* [EXERCISE PROMPT]: Lines of the data that contain the word "Bestselling" are the ones to copy.

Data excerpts
***
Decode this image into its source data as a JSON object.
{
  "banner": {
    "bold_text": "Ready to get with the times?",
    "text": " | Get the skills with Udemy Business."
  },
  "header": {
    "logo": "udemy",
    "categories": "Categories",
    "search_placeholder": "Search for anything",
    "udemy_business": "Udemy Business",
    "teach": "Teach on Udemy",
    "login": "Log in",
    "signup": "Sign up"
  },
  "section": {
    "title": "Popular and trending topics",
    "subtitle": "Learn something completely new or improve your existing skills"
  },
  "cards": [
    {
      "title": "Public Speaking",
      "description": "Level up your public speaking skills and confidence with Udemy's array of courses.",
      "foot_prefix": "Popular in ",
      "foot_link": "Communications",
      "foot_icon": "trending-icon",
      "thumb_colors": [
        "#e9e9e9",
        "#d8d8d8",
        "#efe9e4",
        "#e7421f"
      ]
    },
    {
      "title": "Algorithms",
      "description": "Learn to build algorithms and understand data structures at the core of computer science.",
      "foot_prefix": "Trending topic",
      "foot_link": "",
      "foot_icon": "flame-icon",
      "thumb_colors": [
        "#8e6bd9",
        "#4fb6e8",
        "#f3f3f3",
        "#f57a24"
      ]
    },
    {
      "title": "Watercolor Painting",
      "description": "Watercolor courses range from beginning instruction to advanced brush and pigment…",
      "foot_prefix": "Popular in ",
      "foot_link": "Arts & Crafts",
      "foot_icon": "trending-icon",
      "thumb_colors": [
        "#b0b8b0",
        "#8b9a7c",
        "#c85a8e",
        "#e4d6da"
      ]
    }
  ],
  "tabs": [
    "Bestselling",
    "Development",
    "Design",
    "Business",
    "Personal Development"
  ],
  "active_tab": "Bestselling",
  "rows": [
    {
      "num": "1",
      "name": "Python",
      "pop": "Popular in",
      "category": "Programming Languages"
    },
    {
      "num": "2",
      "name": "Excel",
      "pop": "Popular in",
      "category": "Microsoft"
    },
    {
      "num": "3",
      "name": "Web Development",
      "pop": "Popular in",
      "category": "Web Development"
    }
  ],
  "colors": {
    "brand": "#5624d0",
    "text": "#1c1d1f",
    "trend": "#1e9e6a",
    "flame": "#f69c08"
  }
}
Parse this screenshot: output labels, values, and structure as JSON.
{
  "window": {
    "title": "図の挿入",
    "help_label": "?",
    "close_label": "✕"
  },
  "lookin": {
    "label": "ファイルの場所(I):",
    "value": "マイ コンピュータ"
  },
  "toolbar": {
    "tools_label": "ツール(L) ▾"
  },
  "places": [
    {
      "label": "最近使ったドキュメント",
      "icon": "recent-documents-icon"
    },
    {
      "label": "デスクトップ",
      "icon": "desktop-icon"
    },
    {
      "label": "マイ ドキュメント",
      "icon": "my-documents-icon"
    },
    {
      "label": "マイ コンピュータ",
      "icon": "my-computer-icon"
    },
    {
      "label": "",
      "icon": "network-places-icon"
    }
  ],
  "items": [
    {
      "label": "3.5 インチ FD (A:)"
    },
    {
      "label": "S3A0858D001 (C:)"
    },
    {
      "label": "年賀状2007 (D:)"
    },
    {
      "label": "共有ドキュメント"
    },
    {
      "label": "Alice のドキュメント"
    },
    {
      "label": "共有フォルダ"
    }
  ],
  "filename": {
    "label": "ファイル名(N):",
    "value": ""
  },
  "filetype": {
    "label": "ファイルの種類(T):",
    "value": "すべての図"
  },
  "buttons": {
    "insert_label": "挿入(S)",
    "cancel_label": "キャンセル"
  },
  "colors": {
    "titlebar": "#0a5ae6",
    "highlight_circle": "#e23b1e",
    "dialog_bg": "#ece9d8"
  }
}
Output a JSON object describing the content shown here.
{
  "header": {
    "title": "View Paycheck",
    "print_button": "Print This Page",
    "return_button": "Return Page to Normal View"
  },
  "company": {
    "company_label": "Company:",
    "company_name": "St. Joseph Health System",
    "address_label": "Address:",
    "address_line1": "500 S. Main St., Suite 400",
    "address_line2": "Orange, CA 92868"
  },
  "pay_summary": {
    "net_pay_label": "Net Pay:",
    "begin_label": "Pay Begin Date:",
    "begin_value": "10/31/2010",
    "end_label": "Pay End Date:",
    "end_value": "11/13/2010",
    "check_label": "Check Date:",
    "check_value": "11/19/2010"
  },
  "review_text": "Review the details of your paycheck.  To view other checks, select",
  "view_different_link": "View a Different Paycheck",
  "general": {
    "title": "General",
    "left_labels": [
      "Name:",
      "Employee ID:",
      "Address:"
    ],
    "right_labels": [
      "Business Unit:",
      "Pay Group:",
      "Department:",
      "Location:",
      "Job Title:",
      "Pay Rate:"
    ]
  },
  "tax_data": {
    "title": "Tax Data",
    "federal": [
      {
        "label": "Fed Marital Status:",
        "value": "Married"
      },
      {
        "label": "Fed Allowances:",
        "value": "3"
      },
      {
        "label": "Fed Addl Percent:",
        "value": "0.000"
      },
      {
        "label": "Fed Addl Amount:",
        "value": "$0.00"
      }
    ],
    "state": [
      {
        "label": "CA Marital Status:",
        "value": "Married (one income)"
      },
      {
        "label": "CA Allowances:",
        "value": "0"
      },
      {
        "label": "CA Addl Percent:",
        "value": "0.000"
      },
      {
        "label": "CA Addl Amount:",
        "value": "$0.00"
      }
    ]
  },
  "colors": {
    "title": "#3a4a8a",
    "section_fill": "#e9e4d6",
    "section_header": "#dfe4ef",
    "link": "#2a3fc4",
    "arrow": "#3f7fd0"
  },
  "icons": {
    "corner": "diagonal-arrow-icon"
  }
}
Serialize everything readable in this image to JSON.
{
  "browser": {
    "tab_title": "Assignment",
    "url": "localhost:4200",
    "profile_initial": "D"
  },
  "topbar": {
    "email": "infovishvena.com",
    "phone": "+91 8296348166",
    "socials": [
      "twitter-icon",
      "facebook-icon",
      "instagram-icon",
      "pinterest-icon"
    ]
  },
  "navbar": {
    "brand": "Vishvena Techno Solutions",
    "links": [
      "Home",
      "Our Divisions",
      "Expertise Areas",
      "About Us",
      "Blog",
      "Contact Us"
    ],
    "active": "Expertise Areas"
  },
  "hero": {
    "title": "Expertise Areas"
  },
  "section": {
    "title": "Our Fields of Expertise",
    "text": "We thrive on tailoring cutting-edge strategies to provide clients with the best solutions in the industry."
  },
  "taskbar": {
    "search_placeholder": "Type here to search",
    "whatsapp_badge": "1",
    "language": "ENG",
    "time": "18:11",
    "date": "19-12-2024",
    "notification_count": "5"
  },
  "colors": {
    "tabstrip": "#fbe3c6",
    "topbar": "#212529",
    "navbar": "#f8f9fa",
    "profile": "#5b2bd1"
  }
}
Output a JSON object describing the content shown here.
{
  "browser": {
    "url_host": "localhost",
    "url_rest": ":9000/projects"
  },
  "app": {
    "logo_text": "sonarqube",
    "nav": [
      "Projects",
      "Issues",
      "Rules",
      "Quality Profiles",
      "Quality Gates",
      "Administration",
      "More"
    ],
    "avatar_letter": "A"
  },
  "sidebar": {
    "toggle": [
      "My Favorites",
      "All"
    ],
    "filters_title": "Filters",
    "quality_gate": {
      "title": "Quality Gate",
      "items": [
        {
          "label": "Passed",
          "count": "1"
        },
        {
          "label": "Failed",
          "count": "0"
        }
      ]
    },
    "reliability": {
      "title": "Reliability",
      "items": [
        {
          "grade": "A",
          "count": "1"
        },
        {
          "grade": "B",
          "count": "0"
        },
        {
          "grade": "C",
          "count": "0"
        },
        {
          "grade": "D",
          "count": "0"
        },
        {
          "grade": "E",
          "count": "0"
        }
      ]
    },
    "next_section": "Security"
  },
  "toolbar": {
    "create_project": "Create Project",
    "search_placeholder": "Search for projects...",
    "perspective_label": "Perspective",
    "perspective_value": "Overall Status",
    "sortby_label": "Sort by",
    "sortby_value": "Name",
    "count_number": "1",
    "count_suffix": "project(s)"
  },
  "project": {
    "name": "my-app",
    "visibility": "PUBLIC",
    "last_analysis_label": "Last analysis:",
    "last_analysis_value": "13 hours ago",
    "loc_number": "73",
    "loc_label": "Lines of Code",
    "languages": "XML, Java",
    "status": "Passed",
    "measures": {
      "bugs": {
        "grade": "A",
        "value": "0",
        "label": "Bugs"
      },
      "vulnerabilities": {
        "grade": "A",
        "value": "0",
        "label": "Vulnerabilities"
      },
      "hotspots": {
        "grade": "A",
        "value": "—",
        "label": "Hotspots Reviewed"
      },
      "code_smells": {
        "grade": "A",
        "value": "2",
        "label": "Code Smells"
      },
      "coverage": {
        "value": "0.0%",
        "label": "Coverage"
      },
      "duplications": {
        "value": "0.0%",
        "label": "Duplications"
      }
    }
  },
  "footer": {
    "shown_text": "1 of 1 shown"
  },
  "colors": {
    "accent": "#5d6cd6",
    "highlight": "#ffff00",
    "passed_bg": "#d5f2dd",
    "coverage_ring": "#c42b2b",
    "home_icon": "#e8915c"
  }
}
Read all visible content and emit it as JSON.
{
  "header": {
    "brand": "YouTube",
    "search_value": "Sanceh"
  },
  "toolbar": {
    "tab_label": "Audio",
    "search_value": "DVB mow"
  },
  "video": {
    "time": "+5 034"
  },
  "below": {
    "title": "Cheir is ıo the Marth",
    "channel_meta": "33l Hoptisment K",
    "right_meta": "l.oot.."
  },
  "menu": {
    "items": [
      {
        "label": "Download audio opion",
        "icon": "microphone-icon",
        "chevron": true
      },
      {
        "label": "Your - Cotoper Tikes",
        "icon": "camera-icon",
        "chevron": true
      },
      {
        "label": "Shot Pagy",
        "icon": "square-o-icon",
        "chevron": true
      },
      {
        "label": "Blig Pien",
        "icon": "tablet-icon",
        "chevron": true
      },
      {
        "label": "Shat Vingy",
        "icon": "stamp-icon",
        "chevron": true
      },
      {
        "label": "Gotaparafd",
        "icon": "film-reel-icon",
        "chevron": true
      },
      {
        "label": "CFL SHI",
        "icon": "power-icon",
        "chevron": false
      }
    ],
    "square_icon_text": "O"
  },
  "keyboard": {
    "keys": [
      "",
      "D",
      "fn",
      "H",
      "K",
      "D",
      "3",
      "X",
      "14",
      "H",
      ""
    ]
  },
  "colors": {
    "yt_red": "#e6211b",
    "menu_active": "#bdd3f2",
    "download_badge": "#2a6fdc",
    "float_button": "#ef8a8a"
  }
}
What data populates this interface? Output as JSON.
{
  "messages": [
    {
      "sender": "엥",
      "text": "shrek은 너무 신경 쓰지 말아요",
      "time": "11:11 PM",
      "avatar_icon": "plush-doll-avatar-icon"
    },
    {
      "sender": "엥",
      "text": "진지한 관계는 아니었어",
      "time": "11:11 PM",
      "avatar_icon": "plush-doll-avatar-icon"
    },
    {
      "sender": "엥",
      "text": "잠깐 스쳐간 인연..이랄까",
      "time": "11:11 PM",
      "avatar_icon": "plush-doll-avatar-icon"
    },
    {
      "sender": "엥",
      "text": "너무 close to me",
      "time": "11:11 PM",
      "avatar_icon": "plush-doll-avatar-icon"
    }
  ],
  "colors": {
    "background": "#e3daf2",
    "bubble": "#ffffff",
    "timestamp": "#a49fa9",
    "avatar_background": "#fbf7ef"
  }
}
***
* [REPLY TO THE TASK]:
    "Bestselling",
  "active_tab": "Bestselling",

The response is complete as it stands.